And I would be remiss if I didn’t mention Environics Analytics, who has access to over 30,000 data points at the six-digit postal code, that includes demographics, psychographics, brand consumption and behaviour data. These data sets can help your organization crystalize who your audience is, and the corporations that would be the most viable to approach. Essentially providing you with a roadmap or corporate prospect list.
With the outlook for the Canadian economy now much blurrier than it was merely weeks ago, and many corporations projected to be increasing their spend to fight for the same limited consumer dollar, this is a great time to reimagine your sponsorship program as well as reposition how you will bring in additional revenues that can make a difference in your organization in the short and longer-term.
Allen Davidov leads Environics Analytics’ Not-For-Profit Practice. He has more than 15 years of experience helping charities of all sizes use #DataForGood to achieve their fundraising goals.
Allen Davidov, MBA, CM. is Vice President of Business Consulting and NFP Practice Lead at Environics Analytics.

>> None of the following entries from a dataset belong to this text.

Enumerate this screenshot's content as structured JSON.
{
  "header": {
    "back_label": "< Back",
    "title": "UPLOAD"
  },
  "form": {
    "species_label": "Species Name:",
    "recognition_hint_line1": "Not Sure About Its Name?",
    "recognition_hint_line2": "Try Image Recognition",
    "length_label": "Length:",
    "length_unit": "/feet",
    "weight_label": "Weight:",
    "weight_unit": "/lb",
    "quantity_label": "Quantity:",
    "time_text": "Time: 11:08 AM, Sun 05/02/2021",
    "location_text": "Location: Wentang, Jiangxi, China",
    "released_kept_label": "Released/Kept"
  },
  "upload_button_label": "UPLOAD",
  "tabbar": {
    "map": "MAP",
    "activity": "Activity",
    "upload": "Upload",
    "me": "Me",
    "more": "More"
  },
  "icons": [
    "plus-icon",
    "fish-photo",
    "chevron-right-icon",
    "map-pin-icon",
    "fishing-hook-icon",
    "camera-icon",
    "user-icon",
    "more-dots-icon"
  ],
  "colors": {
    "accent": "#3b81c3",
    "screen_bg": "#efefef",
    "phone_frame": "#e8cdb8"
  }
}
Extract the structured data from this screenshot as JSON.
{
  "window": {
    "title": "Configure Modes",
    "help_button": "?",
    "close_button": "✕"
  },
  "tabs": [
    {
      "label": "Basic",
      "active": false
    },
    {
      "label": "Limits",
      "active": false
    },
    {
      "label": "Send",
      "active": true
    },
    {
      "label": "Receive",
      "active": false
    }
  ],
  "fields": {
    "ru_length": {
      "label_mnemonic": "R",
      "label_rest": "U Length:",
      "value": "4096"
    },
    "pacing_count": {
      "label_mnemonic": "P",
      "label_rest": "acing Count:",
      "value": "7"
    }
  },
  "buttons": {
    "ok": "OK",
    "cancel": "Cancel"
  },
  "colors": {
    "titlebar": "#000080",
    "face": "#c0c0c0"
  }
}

With nearly twenty years of experience, he is responsible for helping charities and foundations apply EA’s products and services to attract and retain donors, corporate partners and volunteers. Prior to joining EA, Allen successfully led marketing, annual giving, leadership giving and event initiatives at a number of organizations, including Sinai Health Foundation, Habitat for Humanity GTA, Canadian Breast Cancer Foundation Ontario Region, St. John’s Rehab Hospital Foundation at Sunnybrook Health Sciences Centre and North York General Hospital Foundation. Allen is also an active member of the Canadian Marketing Association Not-For-Profit Council and a member of Seneca College’s Marketing Advisory Council. He holds a Master of Business Administration degree from the University of Liverpool, a Bachelor of Commerce degree from Ryerson University, a Creative Advertising diploma from Centennial College, and a Chartered Marketer certificate from the Canadian Marketing Association.